--- Your objective ---
Each record below should be returned word for word, with no pictures included.

[Web page and app entries]

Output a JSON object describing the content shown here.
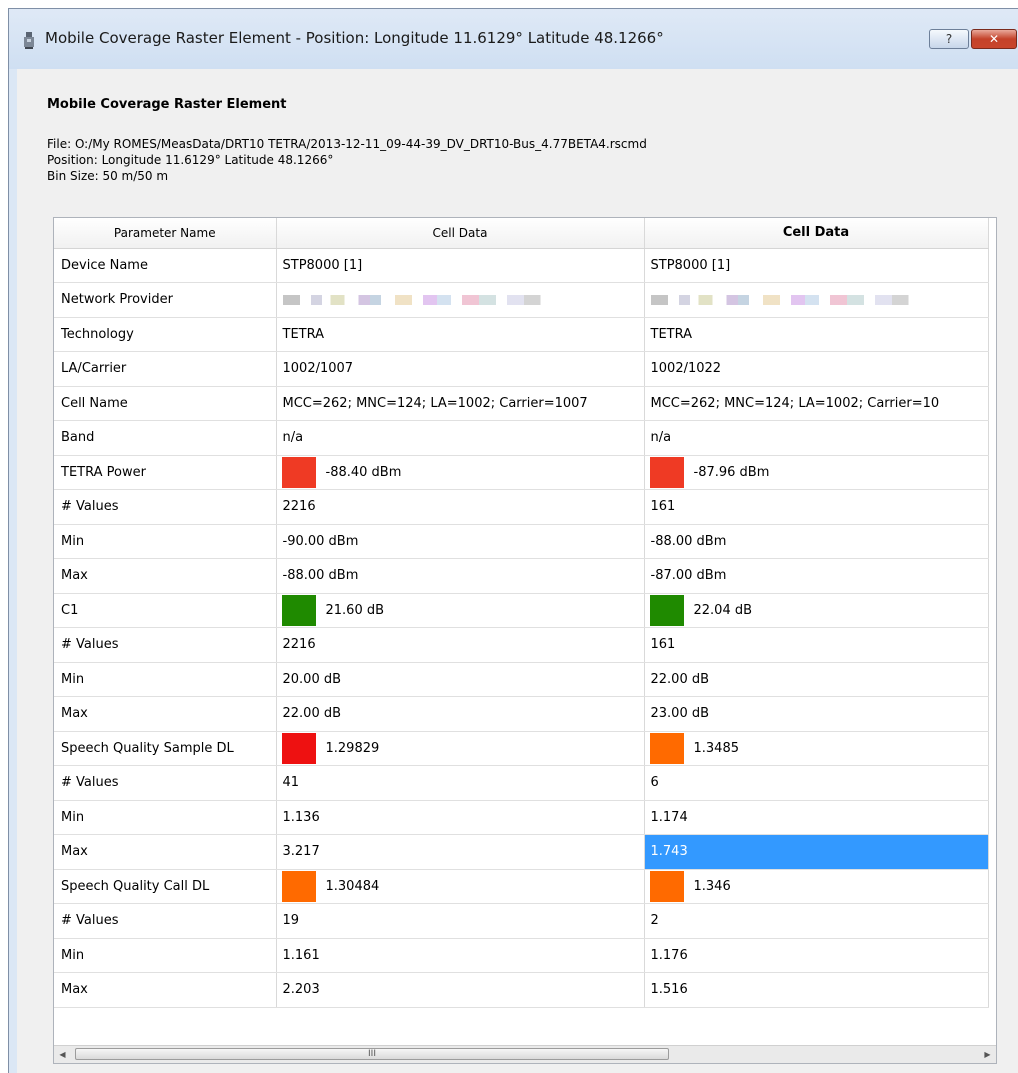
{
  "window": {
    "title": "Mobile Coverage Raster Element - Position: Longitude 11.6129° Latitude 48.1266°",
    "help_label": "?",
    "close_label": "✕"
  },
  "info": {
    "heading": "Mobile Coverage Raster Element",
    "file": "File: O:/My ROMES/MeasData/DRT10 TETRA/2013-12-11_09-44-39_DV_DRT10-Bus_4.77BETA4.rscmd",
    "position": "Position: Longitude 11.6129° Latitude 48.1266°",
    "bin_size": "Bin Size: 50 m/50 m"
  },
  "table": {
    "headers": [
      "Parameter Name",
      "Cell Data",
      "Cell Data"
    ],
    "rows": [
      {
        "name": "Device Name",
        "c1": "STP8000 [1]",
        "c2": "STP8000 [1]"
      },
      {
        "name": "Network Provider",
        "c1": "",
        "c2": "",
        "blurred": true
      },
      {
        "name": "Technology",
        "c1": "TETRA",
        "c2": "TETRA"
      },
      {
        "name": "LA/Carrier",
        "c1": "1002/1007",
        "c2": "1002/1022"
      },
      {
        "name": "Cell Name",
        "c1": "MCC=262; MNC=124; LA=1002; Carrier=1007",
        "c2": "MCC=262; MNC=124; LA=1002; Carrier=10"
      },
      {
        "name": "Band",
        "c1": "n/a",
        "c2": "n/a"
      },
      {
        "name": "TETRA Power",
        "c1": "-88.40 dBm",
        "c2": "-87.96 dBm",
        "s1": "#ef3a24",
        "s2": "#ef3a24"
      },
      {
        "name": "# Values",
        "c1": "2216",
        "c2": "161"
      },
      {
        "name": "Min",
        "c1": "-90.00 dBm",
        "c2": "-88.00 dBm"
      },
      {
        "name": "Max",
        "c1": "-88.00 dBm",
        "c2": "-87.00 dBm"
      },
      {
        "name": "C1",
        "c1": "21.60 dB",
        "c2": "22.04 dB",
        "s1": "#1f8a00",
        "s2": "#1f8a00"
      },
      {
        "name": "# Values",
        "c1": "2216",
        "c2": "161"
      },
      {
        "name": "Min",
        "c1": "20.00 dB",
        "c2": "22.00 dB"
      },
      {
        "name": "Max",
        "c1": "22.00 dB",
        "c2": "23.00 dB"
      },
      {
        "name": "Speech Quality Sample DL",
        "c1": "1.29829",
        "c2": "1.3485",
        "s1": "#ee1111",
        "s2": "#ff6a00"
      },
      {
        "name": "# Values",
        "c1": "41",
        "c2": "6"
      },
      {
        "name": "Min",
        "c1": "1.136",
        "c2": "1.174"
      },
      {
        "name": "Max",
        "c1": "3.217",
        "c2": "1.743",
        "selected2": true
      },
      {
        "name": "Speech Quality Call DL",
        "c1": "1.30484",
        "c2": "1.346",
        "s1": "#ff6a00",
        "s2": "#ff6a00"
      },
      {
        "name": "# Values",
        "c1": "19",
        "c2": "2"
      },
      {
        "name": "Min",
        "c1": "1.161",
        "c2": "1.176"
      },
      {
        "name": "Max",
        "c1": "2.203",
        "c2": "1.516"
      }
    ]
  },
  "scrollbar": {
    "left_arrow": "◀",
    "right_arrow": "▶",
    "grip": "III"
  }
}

--- Finished exercise ---
Output a JSON object describing the content shown here.
{
  "window": {
    "title": "Mobile Coverage Raster Element - Position: Longitude 11.6129° Latitude 48.1266°",
    "help_label": "?",
    "close_label": "✕"
  },
  "info": {
    "heading": "Mobile Coverage Raster Element",
    "file": "File: O:/My ROMES/MeasData/DRT10 TETRA/2013-12-11_09-44-39_DV_DRT10-Bus_4.77BETA4.rscmd",
    "position": "Position: Longitude 11.6129° Latitude 48.1266°",
    "bin_size": "Bin Size: 50 m/50 m"
  },
  "table": {
    "headers": [
      "Parameter Name",
      "Cell Data",
      "Cell Data"
    ],
    "rows": [
      {
        "name": "Device Name",
        "c1": "STP8000 [1]",
        "c2": "STP8000 [1]"
      },
      {
        "name": "Network Provider",
        "c1": "",
        "c2": "",
        "blurred": true
      },
      {
        "name": "Technology",
        "c1": "TETRA",
        "c2": "TETRA"
      },
      {
        "name": "LA/Carrier",
        "c1": "1002/1007",
        "c2": "1002/1022"
      },
      {
        "name": "Cell Name",
        "c1": "MCC=262; MNC=124; LA=1002; Carrier=1007",
        "c2": "MCC=262; MNC=124; LA=1002; Carrier=10"
      },
      {
        "name": "Band",
        "c1": "n/a",
        "c2": "n/a"
      },
      {
        "name": "TETRA Power",
        "c1": "-88.40 dBm",
        "c2": "-87.96 dBm",
        "s1": "#ef3a24",
        "s2": "#ef3a24"
      },
      {
        "name": "# Values",
        "c1": "2216",
        "c2": "161"
      },
      {
        "name": "Min",
        "c1": "-90.00 dBm",
        "c2": "-88.00 dBm"
      },
      {
        "name": "Max",
        "c1": "-88.00 dBm",
        "c2": "-87.00 dBm"
      },
      {
        "name": "C1",
        "c1": "21.60 dB",
        "c2": "22.04 dB",
        "s1": "#1f8a00",
        "s2": "#1f8a00"
      },
      {
        "name": "# Values",
        "c1": "2216",
        "c2": "161"
      },
      {
        "name": "Min",
        "c1": "20.00 dB",
        "c2": "22.00 dB"
      },
      {
        "name": "Max",
        "c1": "22.00 dB",
        "c2": "23.00 dB"
      },
      {
        "name": "Speech Quality Sample DL",
        "c1": "1.29829",
        "c2": "1.3485",
        "s1": "#ee1111",
        "s2": "#ff6a00"
      },
      {
        "name": "# Values",
        "c1": "41",
        "c2": "6"
      },
      {
        "name": "Min",
        "c1": "1.136",
        "c2": "1.174"
      },
      {
        "name": "Max",
        "c1": "3.217",
        "c2": "1.743",
        "selected2": true
      },
      {
        "name": "Speech Quality Call DL",
        "c1": "1.30484",
        "c2": "1.346",
        "s1": "#ff6a00",
        "s2": "#ff6a00"
      },
      {
        "name": "# Values",
        "c1": "19",
        "c2": "2"
      },
      {
        "name": "Min",
        "c1": "1.161",
        "c2": "1.176"
      },
      {
        "name": "Max",
        "c1": "2.203",
        "c2": "1.516"
      }
    ]
  },
  "scrollbar": {
    "left_arrow": "◀",
    "right_arrow": "▶",
    "grip": "III"
  }
}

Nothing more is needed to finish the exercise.